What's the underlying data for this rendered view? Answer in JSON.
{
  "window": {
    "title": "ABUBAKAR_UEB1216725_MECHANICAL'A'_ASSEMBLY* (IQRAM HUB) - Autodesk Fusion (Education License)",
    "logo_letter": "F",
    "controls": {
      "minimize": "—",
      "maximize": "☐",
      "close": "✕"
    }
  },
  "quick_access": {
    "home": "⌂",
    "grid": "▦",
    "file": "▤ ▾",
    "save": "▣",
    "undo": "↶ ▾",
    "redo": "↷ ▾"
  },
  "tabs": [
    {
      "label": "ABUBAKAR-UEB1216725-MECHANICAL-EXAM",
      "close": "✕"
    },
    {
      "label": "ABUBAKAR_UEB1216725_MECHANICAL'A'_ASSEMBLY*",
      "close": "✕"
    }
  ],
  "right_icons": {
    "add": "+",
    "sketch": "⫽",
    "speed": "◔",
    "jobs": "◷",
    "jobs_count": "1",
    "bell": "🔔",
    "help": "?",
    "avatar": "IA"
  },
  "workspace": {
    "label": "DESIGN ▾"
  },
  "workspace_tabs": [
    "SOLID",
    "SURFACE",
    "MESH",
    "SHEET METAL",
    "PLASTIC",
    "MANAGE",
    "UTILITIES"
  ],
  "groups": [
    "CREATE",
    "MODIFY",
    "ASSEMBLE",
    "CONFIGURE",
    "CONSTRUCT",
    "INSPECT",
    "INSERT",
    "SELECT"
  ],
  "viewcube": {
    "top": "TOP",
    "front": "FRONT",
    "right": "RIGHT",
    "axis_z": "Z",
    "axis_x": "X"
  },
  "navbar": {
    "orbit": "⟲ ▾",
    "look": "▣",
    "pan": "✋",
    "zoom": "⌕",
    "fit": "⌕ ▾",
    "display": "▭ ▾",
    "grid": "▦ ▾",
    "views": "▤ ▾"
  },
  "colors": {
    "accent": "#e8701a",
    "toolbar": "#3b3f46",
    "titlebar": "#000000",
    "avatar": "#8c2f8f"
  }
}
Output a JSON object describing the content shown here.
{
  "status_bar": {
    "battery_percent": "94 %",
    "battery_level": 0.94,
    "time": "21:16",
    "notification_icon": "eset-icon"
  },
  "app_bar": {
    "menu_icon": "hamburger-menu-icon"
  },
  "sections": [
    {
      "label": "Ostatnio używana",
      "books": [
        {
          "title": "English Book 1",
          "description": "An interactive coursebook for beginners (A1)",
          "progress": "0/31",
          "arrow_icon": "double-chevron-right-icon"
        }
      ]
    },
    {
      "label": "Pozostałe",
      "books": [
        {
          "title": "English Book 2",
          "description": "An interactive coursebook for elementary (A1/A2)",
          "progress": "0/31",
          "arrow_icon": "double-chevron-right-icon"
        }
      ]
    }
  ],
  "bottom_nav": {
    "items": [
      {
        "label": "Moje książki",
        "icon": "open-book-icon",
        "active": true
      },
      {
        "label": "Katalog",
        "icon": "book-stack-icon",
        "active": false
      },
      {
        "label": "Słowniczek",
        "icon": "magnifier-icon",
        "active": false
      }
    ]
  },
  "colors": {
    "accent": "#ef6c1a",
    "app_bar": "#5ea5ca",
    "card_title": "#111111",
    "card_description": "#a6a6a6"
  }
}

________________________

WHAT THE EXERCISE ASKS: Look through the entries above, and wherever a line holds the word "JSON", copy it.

WRITTEN SOLUTION:
What's the underlying data for this rendered view? Answer in JSON.
Output a JSON object describing the content shown here.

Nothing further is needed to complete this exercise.